Monday, June 22, 2009
Summer Solstice Snapper
Yesterday Charlie was sitting at the dining room table writing a paper for a class he's taking and he looked up and noticed a big piece of something in the road. As he watched, the big piece of something made its way across the road and into the yard of the abandoned house next door.
He and the cats went out to check it out and discovered a large common snapping turtle looking for someplace to lay her eggs. There are a lot of sandy spots closer to the river than our yard so it was surprising to see a turtle prowling around. It's been a very, very rainy Spring/Summer and it could be that all of the lower spots close to the river were too wet. Who knows, but in 100 days, I'll be watching for a crop of baby snapping turtles trying to find their way to the river.
I had been off visiting my parents during the turtle invasion and when I got home Charlie had the kitties safely inside and was outside watching it. He dubbed it the summer solstice snapper.

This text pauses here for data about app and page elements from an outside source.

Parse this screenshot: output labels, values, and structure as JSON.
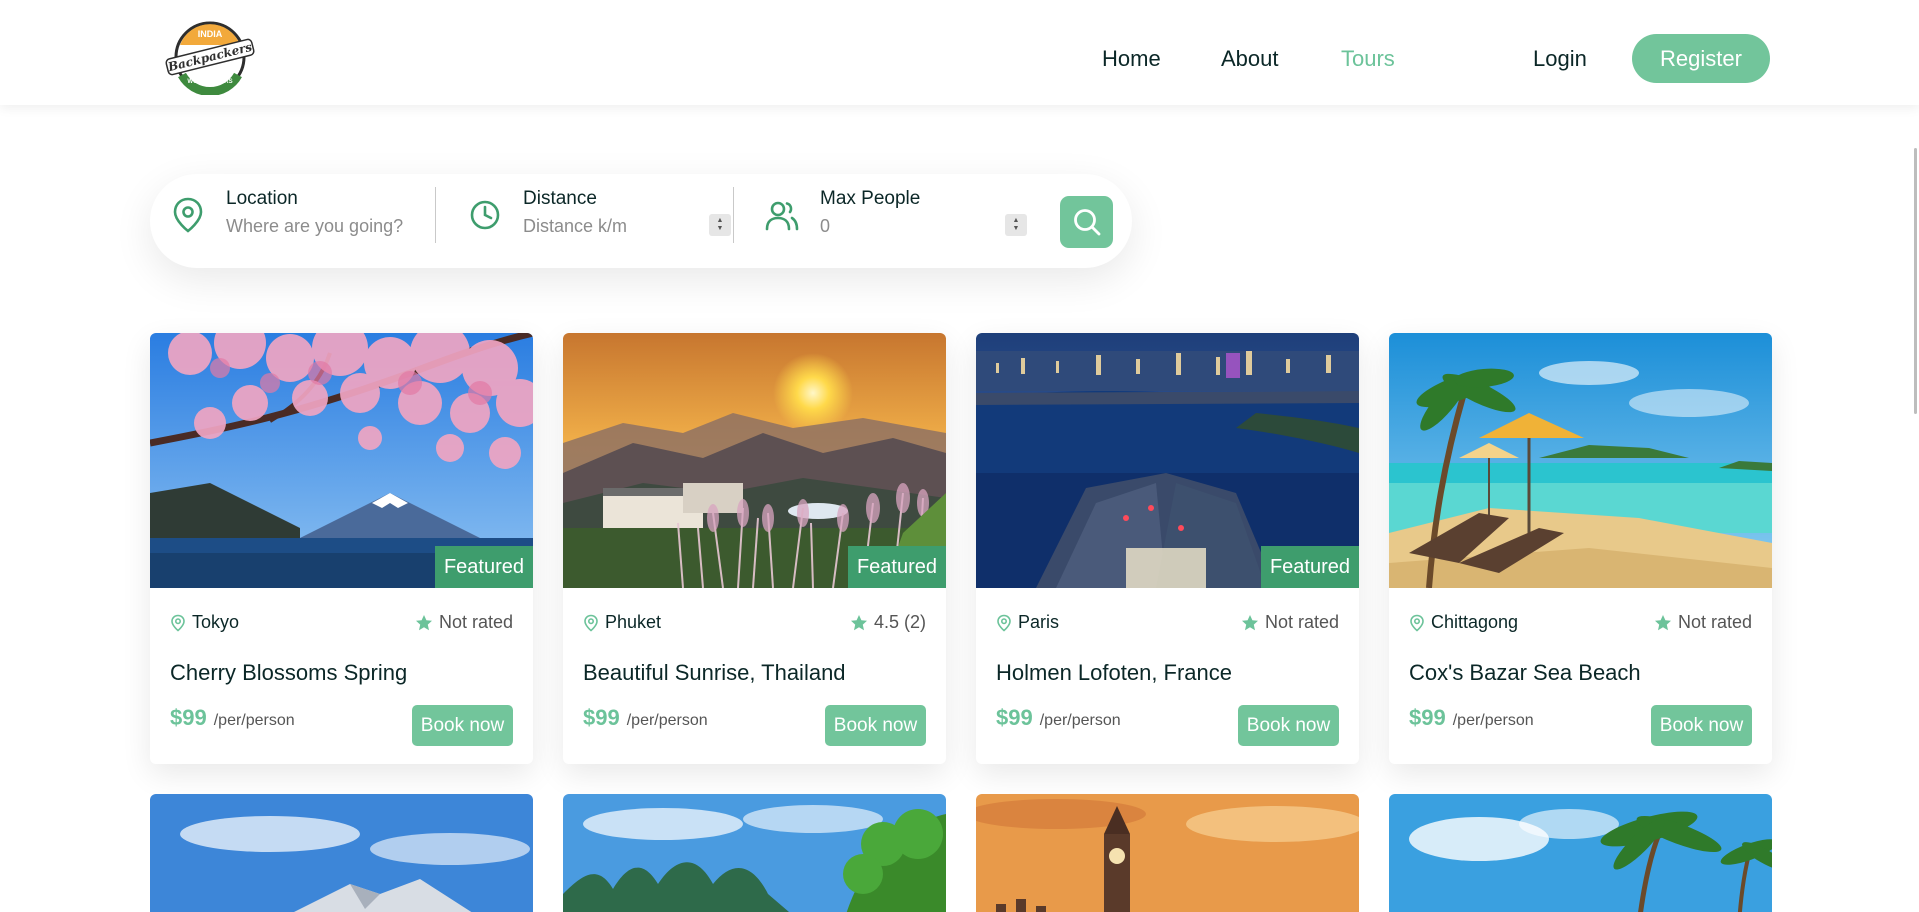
{
  "header": {
    "logo_text": "INDIA Backpackers WORLD TOURS",
    "nav": [
      {
        "label": "Home",
        "active": false
      },
      {
        "label": "About",
        "active": false
      },
      {
        "label": "Tours",
        "active": true
      }
    ],
    "login": "Login",
    "register": "Register"
  },
  "search": {
    "location": {
      "label": "Location",
      "placeholder": "Where are you going?",
      "icon": "map-pin-icon"
    },
    "distance": {
      "label": "Distance",
      "placeholder": "Distance k/m",
      "icon": "clock-icon"
    },
    "people": {
      "label": "Max People",
      "value": "0",
      "icon": "users-icon"
    },
    "button_icon": "search-icon"
  },
  "tours": [
    {
      "city": "Tokyo",
      "rating": "Not rated",
      "title": "Cherry Blossoms Spring",
      "price": "$99",
      "per": "/per/person",
      "book": "Book now",
      "featured": "Featured"
    },
    {
      "city": "Phuket",
      "rating": "4.5 (2)",
      "title": "Beautiful Sunrise, Thailand",
      "price": "$99",
      "per": "/per/person",
      "book": "Book now",
      "featured": "Featured"
    },
    {
      "city": "Paris",
      "rating": "Not rated",
      "title": "Holmen Lofoten, France",
      "price": "$99",
      "per": "/per/person",
      "book": "Book now",
      "featured": "Featured"
    },
    {
      "city": "Chittagong",
      "rating": "Not rated",
      "title": "Cox's Bazar Sea Beach",
      "price": "$99",
      "per": "/per/person",
      "book": "Book now",
      "featured": ""
    }
  ],
  "colors": {
    "accent": "#72c59b",
    "accent_text": "#6cc39a",
    "featured": "#3e9d6d",
    "heading": "#0b2727"
  }
}
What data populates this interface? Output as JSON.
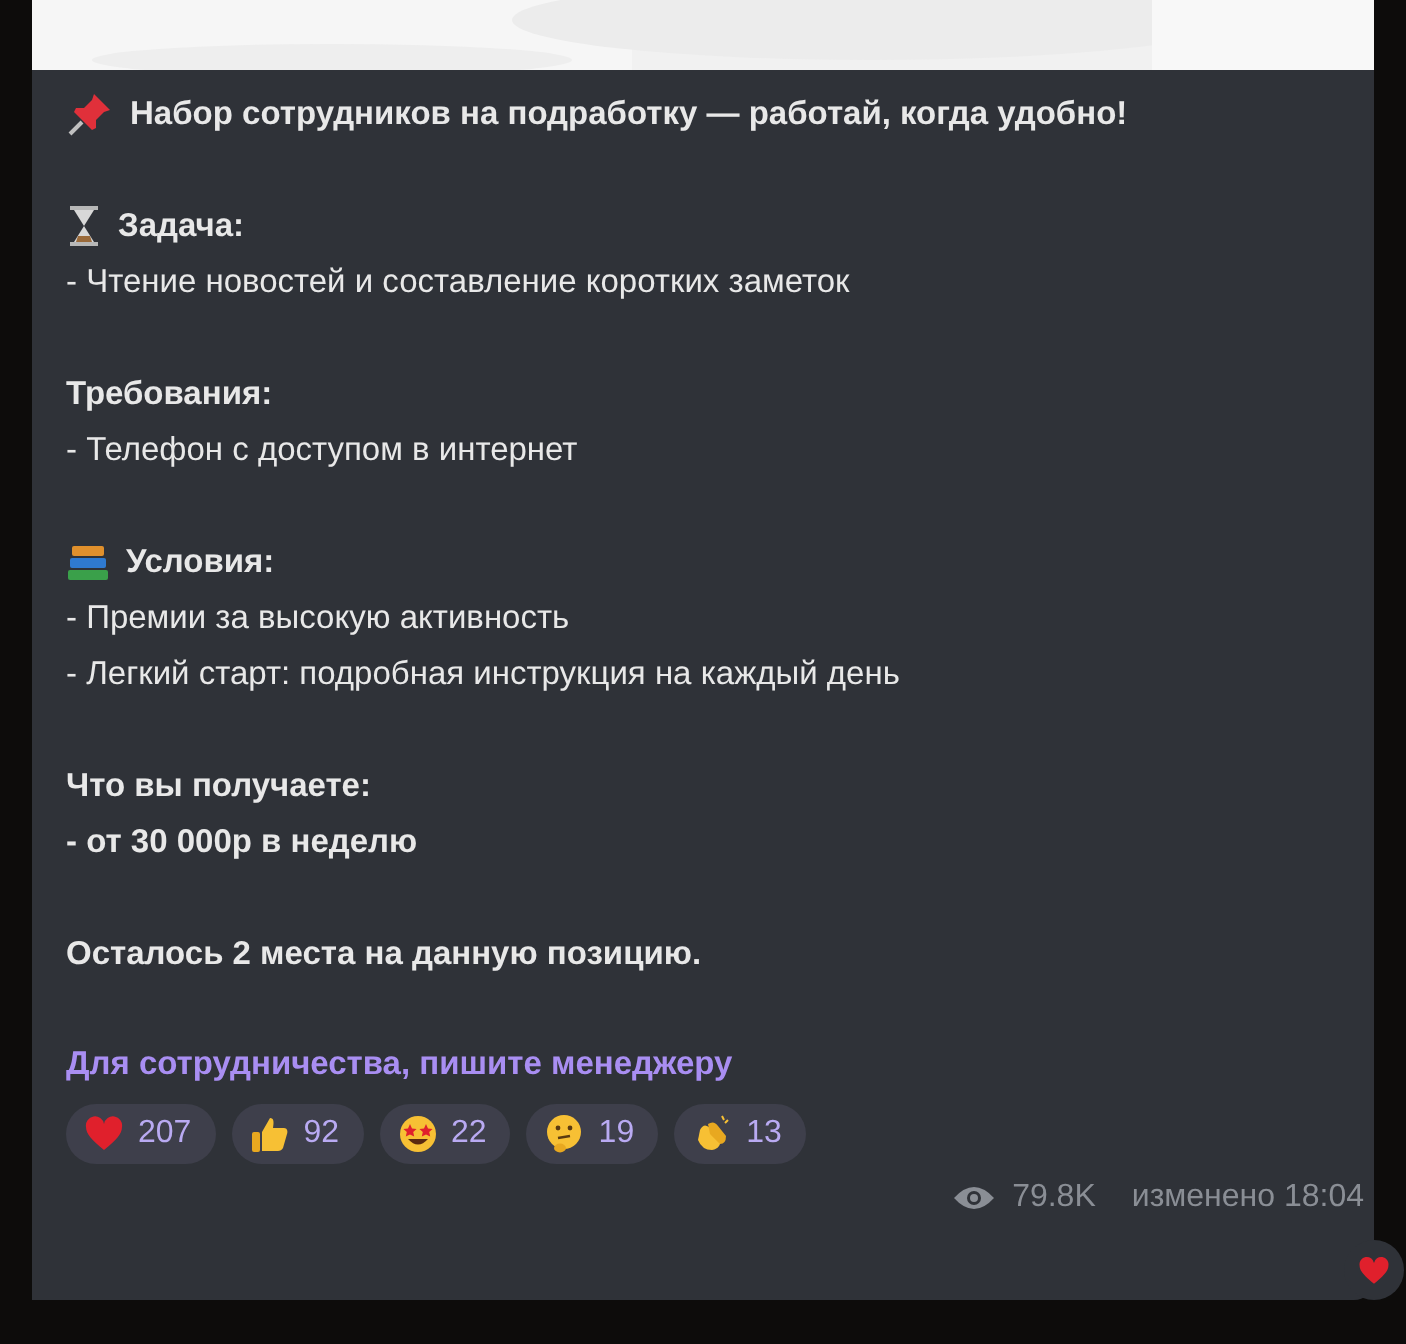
{
  "message": {
    "title": "Набор сотрудников на подработку — работай, когда удобно!",
    "sections": [
      {
        "heading": "Задача:",
        "lines": [
          {
            "text": "- Чтение новостей и составление коротких заметок",
            "bold": false
          }
        ]
      },
      {
        "heading": "Требования:",
        "lines": [
          {
            "text": "- Телефон с доступом в интернет",
            "bold": false
          }
        ]
      },
      {
        "heading": "Условия:",
        "lines": [
          {
            "text": "- Премии за высокую активность",
            "bold": false
          },
          {
            "text": "- Легкий старт: подробная инструкция на каждый день",
            "bold": false
          }
        ]
      },
      {
        "heading": "Что вы получаете:",
        "lines": [
          {
            "text": "- от 30 000р в неделю",
            "bold": true
          }
        ]
      },
      {
        "heading": "Осталось 2 места на данную позицию."
      }
    ],
    "link": "Для сотрудничества, пишите менеджеру",
    "reactions": [
      {
        "count": "207"
      },
      {
        "count": "92"
      },
      {
        "count": "22"
      },
      {
        "count": "19"
      },
      {
        "count": "13"
      }
    ],
    "views": "79.8K",
    "edited": "изменено 18:04"
  }
}
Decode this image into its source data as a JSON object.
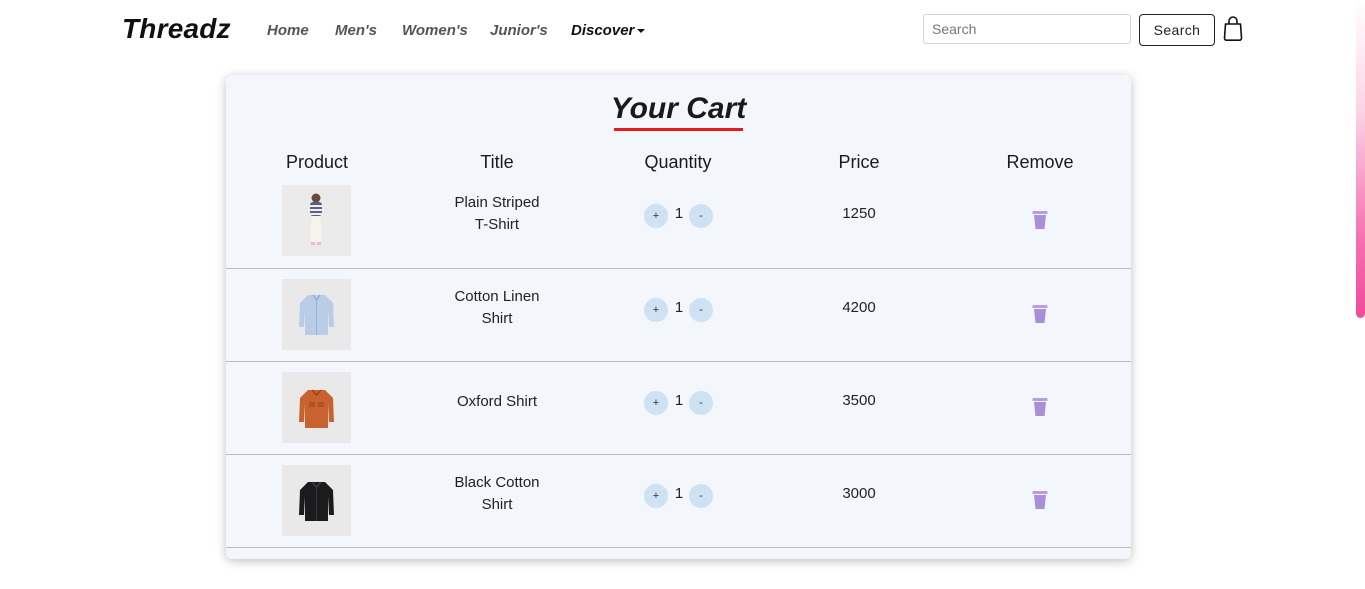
{
  "brand": "Threadz",
  "nav": {
    "home": "Home",
    "mens": "Men's",
    "womens": "Women's",
    "juniors": "Junior's",
    "discover": "Discover"
  },
  "search": {
    "placeholder": "Search",
    "button_label": "Search"
  },
  "cart": {
    "title": "Your Cart",
    "headers": {
      "product": "Product",
      "title": "Title",
      "quantity": "Quantity",
      "price": "Price",
      "remove": "Remove"
    },
    "items": [
      {
        "title_line1": "Plain Striped",
        "title_line2": "T-Shirt",
        "quantity": "1",
        "price": "1250",
        "image": "girl-striped-tshirt"
      },
      {
        "title_line1": "Cotton Linen",
        "title_line2": "Shirt",
        "quantity": "1",
        "price": "4200",
        "image": "light-blue-shirt"
      },
      {
        "title_line1": "Oxford Shirt",
        "title_line2": "",
        "quantity": "1",
        "price": "3500",
        "image": "orange-shirt"
      },
      {
        "title_line1": "Black Cotton",
        "title_line2": "Shirt",
        "quantity": "1",
        "price": "3000",
        "image": "black-shirt"
      }
    ],
    "plus_label": "+",
    "minus_label": "-"
  },
  "colors": {
    "accent_underline": "#e31b1b",
    "qty_button": "#cfe2f3",
    "trash_icon": "#a98fd6",
    "card_bg": "#f3f6fa"
  },
  "icons": [
    "shopping-bag-icon",
    "trash-icon",
    "caret-down-icon"
  ]
}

From what I have read about snapping turtles, the mother will travel great distances from her muddy bottom home to find the right spot to lay her eggs. Once she finds the right spot, she will moisten the ground with her urine, dig the hole with her powerful hind legs, lay her eggs and then smooth the nest out by sliding over it with her smooth underside (plastron). Apparently, this nesting time is dangerous for everyone involved. Racoons and foxes often dig up the nests and eat the eggs and mother turtles traveling from their safe water homes must cross roads exposing themselves to predators and cars and cajun cooks looking for the title ingredient in turtle soup.
I was able to watch the turtle for a little while as she made her way to wherever she was going. She had a very long tail that was thick at the base (apparently the thick part of the tail is the tastiest meat for turtle soup afficionados). When she would stop and stretch out her neck it was very long. She could draw both the thick part of her tail and her head deep inside her shell.
Snapping turtles mothers (like queen honeybees) can hold the sperm inside of them for more than one season, releasing it when necessary to fertilize her eggs. A few weeks ago, Seabrooke wrote a very interesting piece about snapping turtle eggs here.
So, one hundred days takes us to late September--not very much time for the little turtles to make it to the river and burrow into the mud before the winter.